> _Exercise aim_
Exact repetition is required: reproduce every line of the data.

> _Supplied records_
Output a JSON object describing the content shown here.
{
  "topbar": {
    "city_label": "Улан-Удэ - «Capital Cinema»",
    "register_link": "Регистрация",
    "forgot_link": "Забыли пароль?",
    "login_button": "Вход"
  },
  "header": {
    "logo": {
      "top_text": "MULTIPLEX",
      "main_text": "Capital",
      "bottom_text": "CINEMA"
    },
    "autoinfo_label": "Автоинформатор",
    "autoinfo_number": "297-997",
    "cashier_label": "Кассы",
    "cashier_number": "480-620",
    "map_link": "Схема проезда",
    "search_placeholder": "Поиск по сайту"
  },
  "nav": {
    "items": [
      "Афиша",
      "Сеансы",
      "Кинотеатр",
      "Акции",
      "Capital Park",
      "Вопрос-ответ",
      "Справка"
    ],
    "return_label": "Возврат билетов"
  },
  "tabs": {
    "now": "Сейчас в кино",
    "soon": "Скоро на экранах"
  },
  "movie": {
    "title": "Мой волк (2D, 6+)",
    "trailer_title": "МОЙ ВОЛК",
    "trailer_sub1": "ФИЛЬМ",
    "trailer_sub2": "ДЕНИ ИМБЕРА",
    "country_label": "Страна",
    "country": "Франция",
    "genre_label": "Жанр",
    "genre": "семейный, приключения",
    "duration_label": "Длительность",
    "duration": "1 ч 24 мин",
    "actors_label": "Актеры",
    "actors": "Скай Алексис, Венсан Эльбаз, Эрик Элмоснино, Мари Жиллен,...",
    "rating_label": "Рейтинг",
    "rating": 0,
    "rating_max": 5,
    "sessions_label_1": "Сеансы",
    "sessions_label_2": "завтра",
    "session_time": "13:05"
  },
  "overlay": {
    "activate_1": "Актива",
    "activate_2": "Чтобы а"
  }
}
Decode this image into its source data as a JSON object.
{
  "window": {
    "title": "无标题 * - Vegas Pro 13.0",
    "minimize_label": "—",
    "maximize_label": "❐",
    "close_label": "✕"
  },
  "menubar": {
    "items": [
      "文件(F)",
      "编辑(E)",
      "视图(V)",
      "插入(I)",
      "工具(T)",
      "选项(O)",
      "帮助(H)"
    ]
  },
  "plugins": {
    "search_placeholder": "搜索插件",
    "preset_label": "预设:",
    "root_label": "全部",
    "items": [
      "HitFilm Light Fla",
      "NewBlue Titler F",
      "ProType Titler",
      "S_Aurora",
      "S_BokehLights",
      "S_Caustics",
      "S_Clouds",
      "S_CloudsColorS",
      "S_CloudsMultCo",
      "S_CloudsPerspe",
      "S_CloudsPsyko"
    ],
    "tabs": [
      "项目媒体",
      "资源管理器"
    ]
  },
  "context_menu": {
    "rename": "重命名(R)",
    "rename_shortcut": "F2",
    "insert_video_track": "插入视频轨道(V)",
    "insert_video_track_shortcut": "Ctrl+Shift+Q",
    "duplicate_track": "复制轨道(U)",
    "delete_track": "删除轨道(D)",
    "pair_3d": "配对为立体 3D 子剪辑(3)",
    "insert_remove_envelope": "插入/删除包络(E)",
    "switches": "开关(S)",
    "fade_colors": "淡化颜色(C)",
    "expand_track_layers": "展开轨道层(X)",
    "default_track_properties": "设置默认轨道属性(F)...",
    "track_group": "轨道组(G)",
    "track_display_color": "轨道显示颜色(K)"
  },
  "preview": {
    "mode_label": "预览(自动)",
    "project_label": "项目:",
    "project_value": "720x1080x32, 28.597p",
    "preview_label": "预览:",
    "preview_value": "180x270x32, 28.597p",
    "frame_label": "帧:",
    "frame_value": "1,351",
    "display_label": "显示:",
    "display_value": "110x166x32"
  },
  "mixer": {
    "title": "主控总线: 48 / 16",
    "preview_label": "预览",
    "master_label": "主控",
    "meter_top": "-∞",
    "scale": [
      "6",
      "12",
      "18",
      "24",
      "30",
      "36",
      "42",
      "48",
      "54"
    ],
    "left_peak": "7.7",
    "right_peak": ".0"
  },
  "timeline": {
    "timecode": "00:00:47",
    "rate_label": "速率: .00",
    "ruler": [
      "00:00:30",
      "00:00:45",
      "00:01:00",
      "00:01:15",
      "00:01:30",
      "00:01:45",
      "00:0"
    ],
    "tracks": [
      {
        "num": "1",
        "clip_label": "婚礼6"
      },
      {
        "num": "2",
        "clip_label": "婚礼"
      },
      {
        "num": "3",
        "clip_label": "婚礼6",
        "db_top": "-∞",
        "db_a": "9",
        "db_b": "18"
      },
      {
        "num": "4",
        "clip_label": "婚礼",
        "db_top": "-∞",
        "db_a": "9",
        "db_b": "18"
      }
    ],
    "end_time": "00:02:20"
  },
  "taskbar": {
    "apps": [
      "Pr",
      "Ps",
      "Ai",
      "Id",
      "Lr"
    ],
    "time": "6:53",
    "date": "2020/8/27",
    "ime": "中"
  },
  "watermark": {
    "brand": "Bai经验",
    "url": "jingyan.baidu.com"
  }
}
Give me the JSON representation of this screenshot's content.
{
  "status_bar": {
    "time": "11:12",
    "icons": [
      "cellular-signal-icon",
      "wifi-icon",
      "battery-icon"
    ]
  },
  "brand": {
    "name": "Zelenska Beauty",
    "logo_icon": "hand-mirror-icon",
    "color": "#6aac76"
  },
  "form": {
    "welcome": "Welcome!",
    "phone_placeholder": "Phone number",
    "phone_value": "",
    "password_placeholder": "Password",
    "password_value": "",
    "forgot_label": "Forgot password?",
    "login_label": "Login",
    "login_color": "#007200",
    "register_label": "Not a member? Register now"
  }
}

> _Written answer_
Output a JSON object describing the content shown here.
{
  "topbar": {
    "city_label": "Улан-Удэ - «Capital Cinema»",
    "register_link": "Регистрация",
    "forgot_link": "Забыли пароль?",
    "login_button": "Вход"
  },
  "header": {
    "logo": {
      "top_text": "MULTIPLEX",
      "main_text": "Capital",
      "bottom_text": "CINEMA"
    },
    "autoinfo_label": "Автоинформатор",
    "autoinfo_number": "297-997",
    "cashier_label": "Кассы",
    "cashier_number": "480-620",
    "map_link": "Схема проезда",
    "search_placeholder": "Поиск по сайту"
  },
  "nav": {
    "items": [
      "Афиша",
      "Сеансы",
      "Кинотеатр",
      "Акции",
      "Capital Park",
      "Вопрос-ответ",
      "Справка"
    ],
    "return_label": "Возврат билетов"
  },
  "tabs": {
    "now": "Сейчас в кино",
    "soon": "Скоро на экранах"
  },
  "movie": {
    "title": "Мой волк (2D, 6+)",
    "trailer_title": "МОЙ ВОЛК",
    "trailer_sub1": "ФИЛЬМ",
    "trailer_sub2": "ДЕНИ ИМБЕРА",
    "country_label": "Страна",
    "country": "Франция",
    "genre_label": "Жанр",
    "genre": "семейный, приключения",
    "duration_label": "Длительность",
    "duration": "1 ч 24 мин",
    "actors_label": "Актеры",
    "actors": "Скай Алексис, Венсан Эльбаз, Эрик Элмоснино, Мари Жиллен,...",
    "rating_label": "Рейтинг",
    "rating": 0,
    "rating_max": 5,
    "sessions_label_1": "Сеансы",
    "sessions_label_2": "завтра",
    "session_time": "13:05"
  },
  "overlay": {
    "activate_1": "Актива",
    "activate_2": "Чтобы а"
  }
}
Decode this image into its source data as a JSON object.
{
  "window": {
    "title": "无标题 * - Vegas Pro 13.0",
    "minimize_label": "—",
    "maximize_label": "❐",
    "close_label": "✕"
  },
  "menubar": {
    "items": [
      "文件(F)",
      "编辑(E)",
      "视图(V)",
      "插入(I)",
      "工具(T)",
      "选项(O)",
      "帮助(H)"
    ]
  },
  "plugins": {
    "search_placeholder": "搜索插件",
    "preset_label": "预设:",
    "root_label": "全部",
    "items": [
      "HitFilm Light Fla",
      "NewBlue Titler F",
      "ProType Titler",
      "S_Aurora",
      "S_BokehLights",
      "S_Caustics",
      "S_Clouds",
      "S_CloudsColorS",
      "S_CloudsMultCo",
      "S_CloudsPerspe",
      "S_CloudsPsyko"
    ],
    "tabs": [
      "项目媒体",
      "资源管理器"
    ]
  },
  "context_menu": {
    "rename": "重命名(R)",
    "rename_shortcut": "F2",
    "insert_video_track": "插入视频轨道(V)",
    "insert_video_track_shortcut": "Ctrl+Shift+Q",
    "duplicate_track": "复制轨道(U)",
    "delete_track": "删除轨道(D)",
    "pair_3d": "配对为立体 3D 子剪辑(3)",
    "insert_remove_envelope": "插入/删除包络(E)",
    "switches": "开关(S)",
    "fade_colors": "淡化颜色(C)",
    "expand_track_layers": "展开轨道层(X)",
    "default_track_properties": "设置默认轨道属性(F)...",
    "track_group": "轨道组(G)",
    "track_display_color": "轨道显示颜色(K)"
  },
  "preview": {
    "mode_label": "预览(自动)",
    "project_label": "项目:",
    "project_value": "720x1080x32, 28.597p",
    "preview_label": "预览:",
    "preview_value": "180x270x32, 28.597p",
    "frame_label": "帧:",
    "frame_value": "1,351",
    "display_label": "显示:",
    "display_value": "110x166x32"
  },
  "mixer": {
    "title": "主控总线: 48 / 16",
    "preview_label": "预览",
    "master_label": "主控",
    "meter_top": "-∞",
    "scale": [
      "6",
      "12",
      "18",
      "24",
      "30",
      "36",
      "42",
      "48",
      "54"
    ],
    "left_peak": "7.7",
    "right_peak": ".0"
  },
  "timeline": {
    "timecode": "00:00:47",
    "rate_label": "速率: .00",
    "ruler": [
      "00:00:30",
      "00:00:45",
      "00:01:00",
      "00:01:15",
      "00:01:30",
      "00:01:45",
      "00:0"
    ],
    "tracks": [
      {
        "num": "1",
        "clip_label": "婚礼6"
      },
      {
        "num": "2",
        "clip_label": "婚礼"
      },
      {
        "num": "3",
        "clip_label": "婚礼6",
        "db_top": "-∞",
        "db_a": "9",
        "db_b": "18"
      },
      {
        "num": "4",
        "clip_label": "婚礼",
        "db_top": "-∞",
        "db_a": "9",
        "db_b": "18"
      }
    ],
    "end_time": "00:02:20"
  },
  "taskbar": {
    "apps": [
      "Pr",
      "Ps",
      "Ai",
      "Id",
      "Lr"
    ],
    "time": "6:53",
    "date": "2020/8/27",
    "ime": "中"
  },
  "watermark": {
    "brand": "Bai经验",
    "url": "jingyan.baidu.com"
  }
}
Give me the JSON representation of this screenshot's content.
{
  "status_bar": {
    "time": "11:12",
    "icons": [
      "cellular-signal-icon",
      "wifi-icon",
      "battery-icon"
    ]
  },
  "brand": {
    "name": "Zelenska Beauty",
    "logo_icon": "hand-mirror-icon",
    "color": "#6aac76"
  },
  "form": {
    "welcome": "Welcome!",
    "phone_placeholder": "Phone number",
    "phone_value": "",
    "password_placeholder": "Password",
    "password_value": "",
    "forgot_label": "Forgot password?",
    "login_label": "Login",
    "login_color": "#007200",
    "register_label": "Not a member? Register now"
  }
}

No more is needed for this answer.